His response was for her to write a letter to the New York Sun newspaper because everything printed in the Sun was the truth.
Suzanne Wylie, retired librarian from Waynesburg University, began her program for members of the Cornerstone Genealogical Society with this old tale of a young child asking about Santa Claus.
Wylie said there is a legend that began more than 1,700 years ago in Turkey about a very wealth Bishop named Nicholas, who was known for his kindness and generosity.
There were three young girls who had no dowry, and therefore would probably not marry but become prostitutes.
St. Nicholas put some gold coins in a bag and late at night tossed them through the window of the house where the girls lived. The next night he did the same thing, so that took care of two of the girls, but when he went back the third night the window was closed, so he climbed onto the roof and dropped the bag down the chimney, and some of the coins ended up in a stocking that was hung there.
The Dutch seamen carried around the world the kindness and generosity of St Nicholas and Russia and Greece adopted him as their patron saint.

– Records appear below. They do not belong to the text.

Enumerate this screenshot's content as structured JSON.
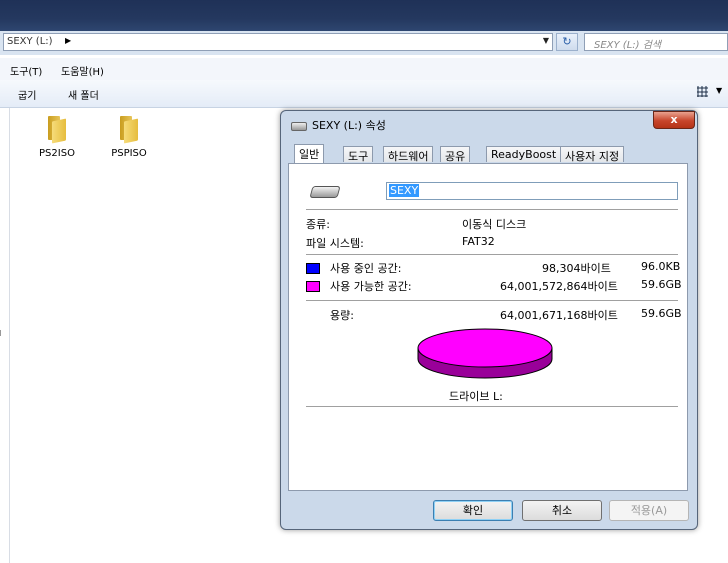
{
  "explorer": {
    "address": "SEXY (L:)",
    "search_placeholder": "SEXY (L:) 검색",
    "menu": [
      "도구(T)",
      "도움말(H)"
    ],
    "toolbar": [
      "굽기",
      "새 폴더"
    ],
    "folders": [
      {
        "name": "PS2ISO",
        "icon": "folder-icon"
      },
      {
        "name": "PSPISO",
        "icon": "folder-icon"
      }
    ]
  },
  "dialog": {
    "title": "SEXY (L:) 속성",
    "close_glyph": "x",
    "tabs": [
      "일반",
      "도구",
      "하드웨어",
      "공유",
      "ReadyBoost",
      "사용자 지정"
    ],
    "active_tab": "일반",
    "volume_name": "SEXY",
    "type_label": "종류:",
    "type_value": "이동식 디스크",
    "fs_label": "파일 시스템:",
    "fs_value": "FAT32",
    "used": {
      "label": "사용 중인 공간:",
      "bytes": "98,304바이트",
      "size": "96.0KB",
      "color": "#0000ff"
    },
    "free": {
      "label": "사용 가능한 공간:",
      "bytes": "64,001,572,864바이트",
      "size": "59.6GB",
      "color": "#ff00ff"
    },
    "capacity": {
      "label": "용량:",
      "bytes": "64,001,671,168바이트",
      "size": "59.6GB"
    },
    "drive_caption": "드라이브 L:",
    "buttons": {
      "ok": "확인",
      "cancel": "취소",
      "apply": "적용(A)"
    }
  }
}
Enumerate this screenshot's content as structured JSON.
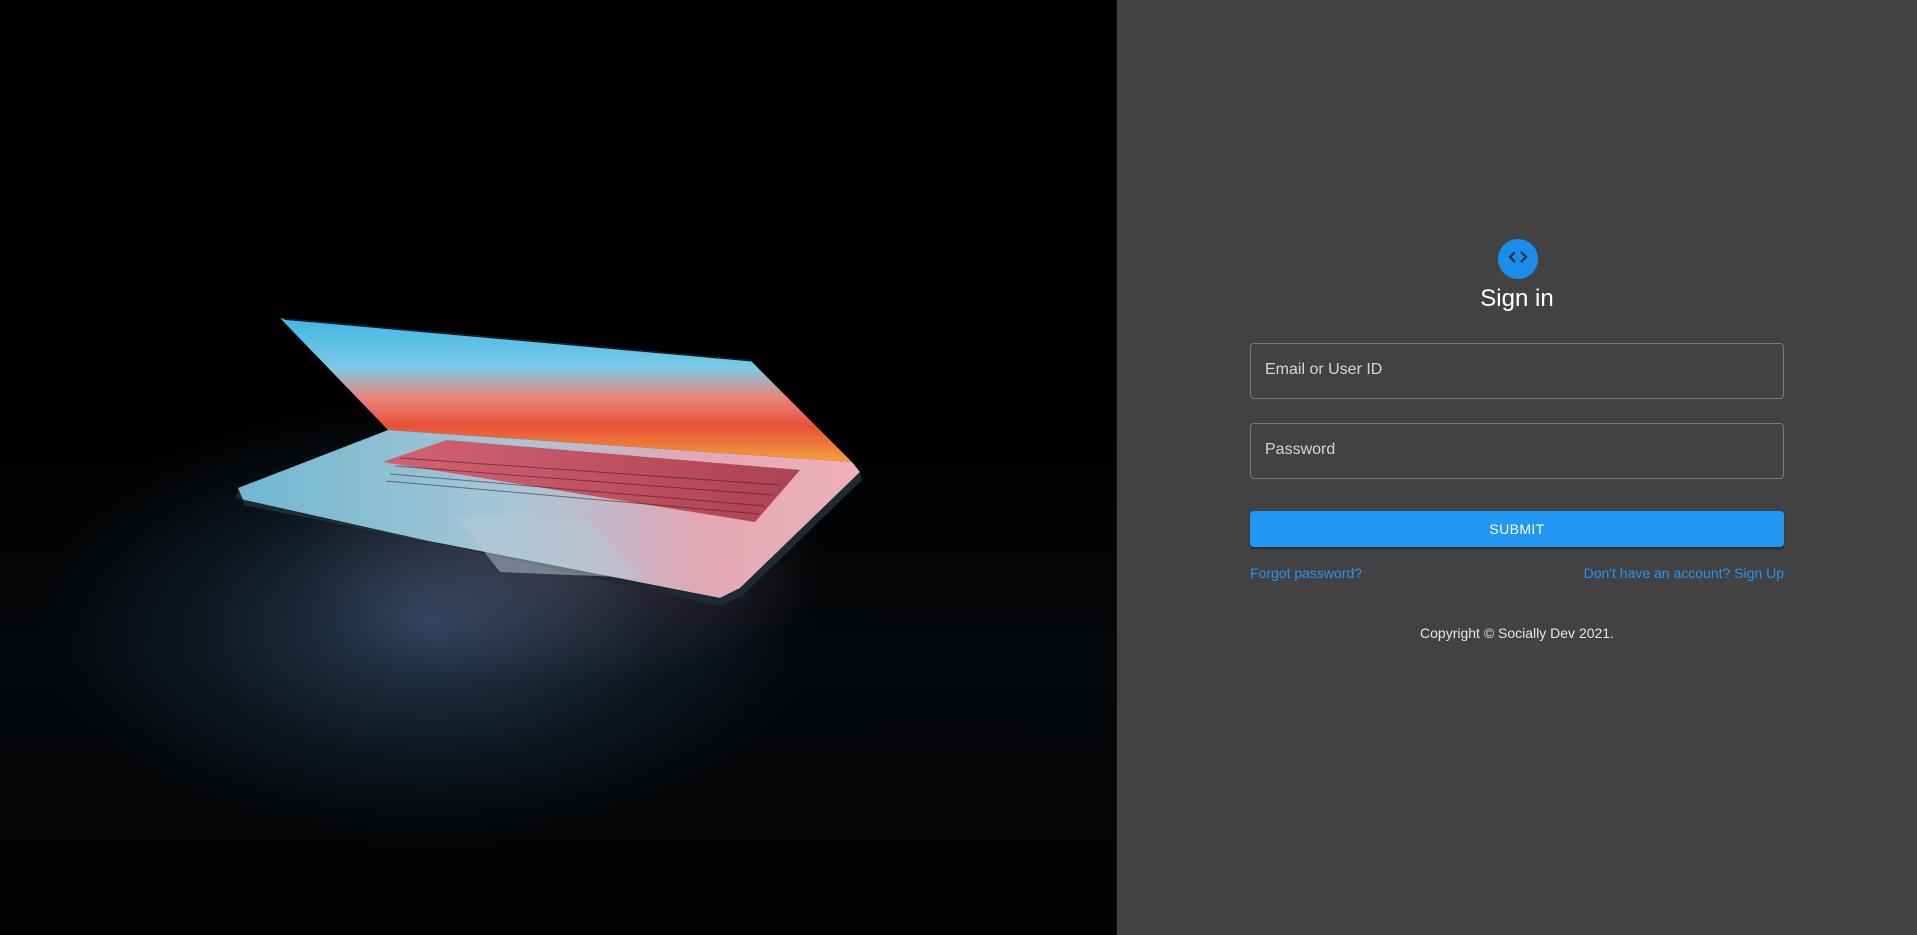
{
  "hero": {
    "image": "laptop-in-dark-photo"
  },
  "signin": {
    "icon": "code-brackets-icon",
    "title": "Sign in",
    "email_placeholder": "Email or User ID",
    "password_placeholder": "Password",
    "submit_label": "SUBMIT",
    "forgot_label": "Forgot password?",
    "signup_label": "Don't have an account? Sign Up",
    "copyright": "Copyright © Socially Dev 2021."
  },
  "colors": {
    "panel_bg": "#424242",
    "accent": "#2196f3",
    "avatar_bg": "#1a8de9"
  }
}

St. Nicholas was first pictured as tall, saintly and stern, with long robes, carrying switches for the bad children and toys for the good children.
In 1823, Clement Clark Moore wrote a story for his daughters called “The Visit of St. Nicholas,” which later became “The Night Before Christmas.”
Christmas was not celebrated in the United States until early 1800s. The first Christmas card was a tiny visitation card. Later robins were seen on a lot of cards. Wylie said that there is a legend that when Jesus was born there was a little brown robin roosting in the stable, which noticed that the fire that Joseph had built was burning out, so he fanned the flames with his wings until his breast became red.
Louis Prang, a German immigrant, was the first to use lithographic stones on Christmas cards. These cards involved numerous steps and were works of art.
The Coca Cola Co. used Santa Claus in its ads in 1931, with the story “The Night Before Christmas” as its inspiration.
During its business meeting following the program, Cornerstone Genealogical Society elected officers for 2014. They Dave Cressey, president; Buzz Walters, first vice president; Laurine Williams, second vice president; ; Recording Secretary Bonnie S. Kiger, recording secretary; Marilyn Kerr, corresponding secretary; and Louise Gapen, treasurer. Three directors were elected: Marilyn Eichenlaub; Paul Jensen and Zachary Patton.
The next meeting will be at 7 p.m. Jan. 14 with John “Buzz” Walters speaking on coke ovens.
Dues are now due for the year 2014. They are $20 for regular membership and $50 for patron membership.